I love David Markson. LOVE. I don’t think I’ve ever mentioned it here before, but I do. I saw one of his books on someone’s shelf once – I think it was Reader’s Block – and exclaimed, ‘Oh, I love David Markson!’ and they responded with ‘Have you read it?!’ in a voice of such disdain and disbelief (whether directed toward me or David Markson, I’m not sure [why would I say it if I hadn’t read it?!]) that I couldn’t help but be a little offended (on his behalf as well as mine).

To me, reading a David Markson novel (except for Wittgenstein’s Mistress, I think) is what I imagine reading a Philip Glass piece would be like (and I don’t mean reading the music, I mean reading the music). They’re made up of little…factoids, for lack of a better term, about people, usually artists and literary figures – I don’t know whether or not they’re actually true (though one of them in this books leads me to believe they are – despite that, I treat them like I do Wikipedia – if it confirms what I thought, I believe it, otherwise, if I do end up passing the info along, I make sure to preface it with ‘Well, according to Wikipedia…’) – that, when taken as a whole, eventually tell a story. And occasionally they are little notes from the narrator/author.

Well, a theme, I guess, is more accurate.

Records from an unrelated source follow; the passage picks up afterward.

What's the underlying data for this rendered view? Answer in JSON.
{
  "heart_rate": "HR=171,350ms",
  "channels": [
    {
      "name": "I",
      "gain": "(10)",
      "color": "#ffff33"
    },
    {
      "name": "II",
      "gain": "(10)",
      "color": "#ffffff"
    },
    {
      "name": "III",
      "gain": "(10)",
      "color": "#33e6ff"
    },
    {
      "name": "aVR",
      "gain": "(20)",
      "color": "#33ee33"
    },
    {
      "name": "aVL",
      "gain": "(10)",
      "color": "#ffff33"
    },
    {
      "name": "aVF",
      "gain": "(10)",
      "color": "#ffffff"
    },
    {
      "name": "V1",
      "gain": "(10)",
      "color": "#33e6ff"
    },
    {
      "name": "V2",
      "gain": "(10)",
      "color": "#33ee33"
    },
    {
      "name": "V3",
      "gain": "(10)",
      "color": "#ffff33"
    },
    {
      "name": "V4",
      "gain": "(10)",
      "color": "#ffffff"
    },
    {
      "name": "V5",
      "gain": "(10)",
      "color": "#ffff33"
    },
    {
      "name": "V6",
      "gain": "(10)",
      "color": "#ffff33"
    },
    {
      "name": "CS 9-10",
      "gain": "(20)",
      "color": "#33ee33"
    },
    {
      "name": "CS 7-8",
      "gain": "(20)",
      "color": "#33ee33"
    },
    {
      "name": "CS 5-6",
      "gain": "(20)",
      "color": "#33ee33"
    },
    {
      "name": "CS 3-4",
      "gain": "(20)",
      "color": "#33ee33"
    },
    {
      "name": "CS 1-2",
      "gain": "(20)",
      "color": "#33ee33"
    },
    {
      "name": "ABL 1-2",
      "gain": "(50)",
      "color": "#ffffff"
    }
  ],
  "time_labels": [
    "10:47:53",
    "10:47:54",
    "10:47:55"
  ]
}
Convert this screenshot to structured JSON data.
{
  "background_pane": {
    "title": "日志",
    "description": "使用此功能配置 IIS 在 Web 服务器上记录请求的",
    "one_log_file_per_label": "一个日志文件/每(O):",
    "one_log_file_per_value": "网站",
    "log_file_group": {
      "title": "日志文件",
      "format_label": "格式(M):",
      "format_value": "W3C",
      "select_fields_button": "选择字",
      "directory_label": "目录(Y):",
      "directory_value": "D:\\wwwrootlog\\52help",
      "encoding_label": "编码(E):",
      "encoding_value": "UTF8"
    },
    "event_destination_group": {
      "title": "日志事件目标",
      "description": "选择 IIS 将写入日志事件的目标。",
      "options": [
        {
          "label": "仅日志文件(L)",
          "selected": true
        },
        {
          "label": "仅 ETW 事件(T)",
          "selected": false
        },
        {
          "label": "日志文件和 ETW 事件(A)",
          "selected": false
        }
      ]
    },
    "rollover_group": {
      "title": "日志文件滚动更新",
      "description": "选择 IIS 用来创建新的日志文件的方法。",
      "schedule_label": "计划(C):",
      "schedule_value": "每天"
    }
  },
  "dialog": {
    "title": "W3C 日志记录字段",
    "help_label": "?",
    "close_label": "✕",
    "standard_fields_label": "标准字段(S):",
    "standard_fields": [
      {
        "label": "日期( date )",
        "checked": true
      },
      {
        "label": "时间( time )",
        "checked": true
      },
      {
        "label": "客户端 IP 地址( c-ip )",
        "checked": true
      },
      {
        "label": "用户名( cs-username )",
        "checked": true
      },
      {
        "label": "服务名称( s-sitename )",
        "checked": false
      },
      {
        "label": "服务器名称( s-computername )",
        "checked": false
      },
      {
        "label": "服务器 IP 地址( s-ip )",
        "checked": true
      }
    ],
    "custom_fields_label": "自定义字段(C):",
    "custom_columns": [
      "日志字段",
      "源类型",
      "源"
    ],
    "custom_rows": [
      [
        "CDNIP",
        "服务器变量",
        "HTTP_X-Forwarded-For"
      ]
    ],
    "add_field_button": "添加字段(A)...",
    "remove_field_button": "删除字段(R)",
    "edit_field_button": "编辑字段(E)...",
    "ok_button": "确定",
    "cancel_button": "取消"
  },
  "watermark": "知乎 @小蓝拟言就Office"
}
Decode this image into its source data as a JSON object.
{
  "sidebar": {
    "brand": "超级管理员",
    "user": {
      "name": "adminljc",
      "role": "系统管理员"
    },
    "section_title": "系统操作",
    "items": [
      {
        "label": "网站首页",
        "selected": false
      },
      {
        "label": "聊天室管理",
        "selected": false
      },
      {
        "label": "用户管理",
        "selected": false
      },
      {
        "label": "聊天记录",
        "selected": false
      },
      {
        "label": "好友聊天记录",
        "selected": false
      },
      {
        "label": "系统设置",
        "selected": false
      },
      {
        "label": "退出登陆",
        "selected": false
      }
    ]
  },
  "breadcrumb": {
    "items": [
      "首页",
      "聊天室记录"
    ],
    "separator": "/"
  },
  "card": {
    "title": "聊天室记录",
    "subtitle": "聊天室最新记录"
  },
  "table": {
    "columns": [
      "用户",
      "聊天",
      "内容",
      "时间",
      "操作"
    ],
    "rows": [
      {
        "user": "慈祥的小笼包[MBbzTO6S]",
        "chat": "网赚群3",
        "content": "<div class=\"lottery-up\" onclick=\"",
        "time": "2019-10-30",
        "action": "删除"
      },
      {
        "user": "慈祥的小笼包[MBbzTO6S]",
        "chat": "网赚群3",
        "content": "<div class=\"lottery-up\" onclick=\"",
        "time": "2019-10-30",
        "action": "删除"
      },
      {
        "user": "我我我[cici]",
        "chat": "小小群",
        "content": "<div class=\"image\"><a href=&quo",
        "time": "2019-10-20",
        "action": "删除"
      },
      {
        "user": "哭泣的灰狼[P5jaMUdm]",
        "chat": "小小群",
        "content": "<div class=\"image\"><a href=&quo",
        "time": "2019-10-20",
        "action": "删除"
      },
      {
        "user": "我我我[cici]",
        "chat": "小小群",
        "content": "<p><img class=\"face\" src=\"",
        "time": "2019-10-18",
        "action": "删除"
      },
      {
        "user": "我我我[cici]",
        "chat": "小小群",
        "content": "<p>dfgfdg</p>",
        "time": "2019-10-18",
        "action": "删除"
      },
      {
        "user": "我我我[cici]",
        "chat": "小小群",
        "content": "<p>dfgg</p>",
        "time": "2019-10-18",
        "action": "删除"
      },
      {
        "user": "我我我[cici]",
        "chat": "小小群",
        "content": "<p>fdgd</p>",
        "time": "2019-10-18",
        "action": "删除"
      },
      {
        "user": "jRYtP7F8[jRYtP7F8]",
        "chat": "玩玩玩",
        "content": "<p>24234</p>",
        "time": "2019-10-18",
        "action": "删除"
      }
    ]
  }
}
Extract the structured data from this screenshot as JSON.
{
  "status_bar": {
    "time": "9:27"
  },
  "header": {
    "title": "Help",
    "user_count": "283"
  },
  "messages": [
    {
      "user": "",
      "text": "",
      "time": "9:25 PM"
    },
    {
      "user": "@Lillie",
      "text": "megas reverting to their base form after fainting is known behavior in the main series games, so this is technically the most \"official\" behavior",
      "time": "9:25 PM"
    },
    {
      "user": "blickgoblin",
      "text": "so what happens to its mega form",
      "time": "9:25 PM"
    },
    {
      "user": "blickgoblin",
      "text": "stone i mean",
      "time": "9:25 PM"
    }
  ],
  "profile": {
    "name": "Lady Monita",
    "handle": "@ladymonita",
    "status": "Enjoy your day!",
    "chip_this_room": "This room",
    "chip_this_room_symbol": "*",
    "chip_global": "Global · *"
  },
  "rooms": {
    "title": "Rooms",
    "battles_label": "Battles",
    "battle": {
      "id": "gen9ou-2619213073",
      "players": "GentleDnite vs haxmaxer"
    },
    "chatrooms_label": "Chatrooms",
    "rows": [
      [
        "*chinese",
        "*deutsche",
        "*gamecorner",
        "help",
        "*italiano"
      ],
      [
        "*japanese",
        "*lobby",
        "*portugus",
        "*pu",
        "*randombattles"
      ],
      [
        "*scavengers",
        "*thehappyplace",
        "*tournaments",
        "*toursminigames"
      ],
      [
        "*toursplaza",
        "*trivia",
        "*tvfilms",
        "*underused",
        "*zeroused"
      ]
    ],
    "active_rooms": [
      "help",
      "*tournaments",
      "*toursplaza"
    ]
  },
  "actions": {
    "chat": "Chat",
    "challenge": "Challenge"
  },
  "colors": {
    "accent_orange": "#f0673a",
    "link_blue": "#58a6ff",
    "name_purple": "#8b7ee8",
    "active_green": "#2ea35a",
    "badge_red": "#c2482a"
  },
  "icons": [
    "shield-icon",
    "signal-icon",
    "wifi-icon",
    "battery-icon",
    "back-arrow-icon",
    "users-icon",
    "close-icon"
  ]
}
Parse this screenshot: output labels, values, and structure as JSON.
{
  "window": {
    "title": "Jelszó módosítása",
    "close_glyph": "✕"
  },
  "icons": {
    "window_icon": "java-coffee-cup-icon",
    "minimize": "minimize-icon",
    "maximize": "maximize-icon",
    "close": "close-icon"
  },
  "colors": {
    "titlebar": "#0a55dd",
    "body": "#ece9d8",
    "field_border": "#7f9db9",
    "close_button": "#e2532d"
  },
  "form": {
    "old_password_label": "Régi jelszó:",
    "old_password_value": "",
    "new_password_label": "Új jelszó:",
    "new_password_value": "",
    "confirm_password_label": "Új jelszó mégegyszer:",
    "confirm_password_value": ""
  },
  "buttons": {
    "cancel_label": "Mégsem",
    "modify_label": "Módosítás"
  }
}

The reason I liken his writing to Philip Glass’ music is that, as you begin reading, you can’t really see where it’s going and sometimes things seem to be repeated (in one of his books, this happens occasionally word for word until you reach the end and realize that they’ve gradually been changing and becoming less accurate and coherent – brilliant!) until there is a moment (like in Dickens, too) when suddenly everything falls into place and, looking back over what you’ve read, it seems so obvious but you couldn’t have reached that conclusion until you reached that particular moment. I doubt that makes sense, but it will if you pick up a David Markson book.

For example:

Enrico Fermi once wrote an entire full-length textbook on atomic physics in pencil – without an eraser. (24)

The first opera Toscanini ever saw, at the age of four, was Un Ballo in Maschera. The last opera Toscanini ever conducted, at the age of eighty-seven, was Un Ballo in Maschera. (25)

Poor England, when such a despicable abortion is named genius.

Said Thomas Carlyle of Charles Lamb.

Anybody can be nobody.

Said Eugene V. Debs.

Novelist’s personal genre. For all its seeming fragmentation, nonetheless obstinately cross-referential and of cryptic interconnective syntax.

Wondering why one is surprised to realize that Thoreau was dead at forty-five.

A lament of Schopenhauer’s:

Over how frequently the mere purchase of a book is mistaken for the appropriation of its contents. (51).

There are too many that I marked to share with you, but you get the idea. Better yet, I hope you’re intrigued enough to pick one up (Wittgenstein’s Mistress is more of a traditional novel, at least in format – I wouldn’t know for sure, though, as I haven’t read it yet [stop judging me, Schopenhauer!]). I can’t recommend him enough (despite the fact that, in the end, he’s usually a little bleak).

My rating: A+

And, look, he mentions my favorite person:

Freud’s addiction to cocaine.

Sherlock Holmes’. (107)